The flight had been about to cross into Lithuania, just minutes from its destination in Vilnius. But from the cockpit, the pilots said there was a new plan: The plane would make an emergency landing in Minsk, the capital of Belarus.
It was the last announcement passengers would hear before they unexpectedly found themselves on the ground for seven hours, effectively hostages in what EU leaders would soon term a state-sponsored “hijack.” The incident would draw condemnation from governments around the world and spark a tense confrontation between the EU and neighboring Belarus.
As the cockpit went silent, many of the 171 passengers on board feared that something was wrong with the aircraft, while others thought that there was a technical problem at the Vilnius airport, according to two passengers interviewed by POLITICO.
But one passenger knew otherwise and was even more terrified than the rest.
“Behind me, a man stands up and says he wants to talk to the steward,” said Raselle, a Lithuanian woman who lives in Greece and was traveling to visit family. “He was shocked and scared.”
The frightened man was Roman Protasevich, a 26-year-old Belarusian political opposition activist and journalist. He was also the nemesis of the country’s dictator, Alexander Lukashenko.
“Don’t do this. They will kill me. I am a refugee,” Protasevic pleaded with the cabin crew, to no avail, according to other Belarusian passengers who described the scene afterward. A flight attendant cited “legal agreements” in telling Protasevich that the crew had no choice but to land, according to Raselle, who gave only her first name, saying she was afraid of Belarusian authorities.
Enforcing the matter was a Belarusian fighter jet, which had arrived to direct the flight to Minsk.
Nikos Petalis, who lives in Lithuania and was returning from holidays in Greece, said passengers other than Protasevich were calm.
“As we were close to arrive to Vilnius, they told us that we have to change destination and go to Minsk for emergency landing, without giving us any explanation,” Petalis said. “They said we will know more about that as soon as we land there.”
In Minsk, the passengers were removed from the plane in groups of five, while dogs sniffed them and their bags, and were put on a bus where they waited for around an hour, before eventually being taken to the terminal to be further checked.
“Roman was with us and after we arrived they took him and his girlfriend,” Raselle said. “All very discreetly. He was very calm, didn’t shout, he followed them, somehow accepting his destiny.”
For passengers, the next seven hours were unpleasant to say the least.
“The Belarusian authorities treated us like prisoners, we were so many hours in the bus, then at the airport for hours without water or being able to go to the toilet, all in order to have this show that they were actually searching for something, when they only wanted to get the guy,” Raselle said. “It was a circus, a fiasco.”
Though Belarusian authorities have a heavy-handed reputation, a few passengers took photos and videos with their mobile phones.

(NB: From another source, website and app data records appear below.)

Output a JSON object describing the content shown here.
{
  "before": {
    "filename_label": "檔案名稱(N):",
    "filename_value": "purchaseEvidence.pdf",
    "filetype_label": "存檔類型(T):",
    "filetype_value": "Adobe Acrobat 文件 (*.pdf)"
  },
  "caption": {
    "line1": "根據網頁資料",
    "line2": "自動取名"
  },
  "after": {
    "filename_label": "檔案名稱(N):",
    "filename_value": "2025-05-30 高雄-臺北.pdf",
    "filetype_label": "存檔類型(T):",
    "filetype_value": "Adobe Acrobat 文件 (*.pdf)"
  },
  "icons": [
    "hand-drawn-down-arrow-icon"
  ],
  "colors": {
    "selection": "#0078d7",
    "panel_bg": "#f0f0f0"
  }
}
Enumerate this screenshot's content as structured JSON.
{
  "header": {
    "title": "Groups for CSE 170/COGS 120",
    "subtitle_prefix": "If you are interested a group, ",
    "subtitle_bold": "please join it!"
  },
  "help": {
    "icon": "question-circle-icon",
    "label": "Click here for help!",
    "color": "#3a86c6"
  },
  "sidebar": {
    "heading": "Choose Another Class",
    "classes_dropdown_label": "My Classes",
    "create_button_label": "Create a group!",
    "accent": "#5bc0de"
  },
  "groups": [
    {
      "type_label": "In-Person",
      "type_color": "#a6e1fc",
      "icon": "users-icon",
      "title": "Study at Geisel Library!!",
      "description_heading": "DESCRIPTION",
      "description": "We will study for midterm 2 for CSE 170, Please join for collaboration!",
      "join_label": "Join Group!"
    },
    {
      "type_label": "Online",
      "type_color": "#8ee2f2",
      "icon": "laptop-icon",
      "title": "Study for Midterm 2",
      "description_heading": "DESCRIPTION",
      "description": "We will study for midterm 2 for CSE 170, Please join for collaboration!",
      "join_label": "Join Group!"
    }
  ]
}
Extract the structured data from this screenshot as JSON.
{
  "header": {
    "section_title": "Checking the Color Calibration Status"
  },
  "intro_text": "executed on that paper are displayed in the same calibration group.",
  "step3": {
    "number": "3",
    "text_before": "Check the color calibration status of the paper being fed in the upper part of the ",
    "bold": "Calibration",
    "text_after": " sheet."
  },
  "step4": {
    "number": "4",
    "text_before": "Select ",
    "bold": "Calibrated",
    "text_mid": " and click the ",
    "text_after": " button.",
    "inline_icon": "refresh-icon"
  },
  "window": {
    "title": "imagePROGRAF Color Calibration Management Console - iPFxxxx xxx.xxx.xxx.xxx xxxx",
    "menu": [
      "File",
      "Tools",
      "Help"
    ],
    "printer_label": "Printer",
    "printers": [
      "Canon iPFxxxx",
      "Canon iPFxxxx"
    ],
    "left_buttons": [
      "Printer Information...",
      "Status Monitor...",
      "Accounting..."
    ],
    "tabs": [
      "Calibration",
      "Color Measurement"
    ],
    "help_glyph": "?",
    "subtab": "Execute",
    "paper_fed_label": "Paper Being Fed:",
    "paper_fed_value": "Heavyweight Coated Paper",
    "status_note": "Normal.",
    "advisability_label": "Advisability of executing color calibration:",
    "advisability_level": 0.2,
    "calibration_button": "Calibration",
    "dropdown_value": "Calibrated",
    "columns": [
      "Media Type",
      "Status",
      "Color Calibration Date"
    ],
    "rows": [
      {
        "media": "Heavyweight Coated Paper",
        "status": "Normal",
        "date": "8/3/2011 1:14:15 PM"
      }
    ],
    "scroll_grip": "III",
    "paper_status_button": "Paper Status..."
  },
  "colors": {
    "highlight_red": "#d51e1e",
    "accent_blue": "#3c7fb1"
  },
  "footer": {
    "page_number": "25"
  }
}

“I took videos of almost everything and posted it online, despite the fact that they were waving to us to close the cameras,” Raselle said. “The Lithuanians and the Belarusians knew that they had to behave, the authorities took some of their phones and checked if they had something and deleted it.”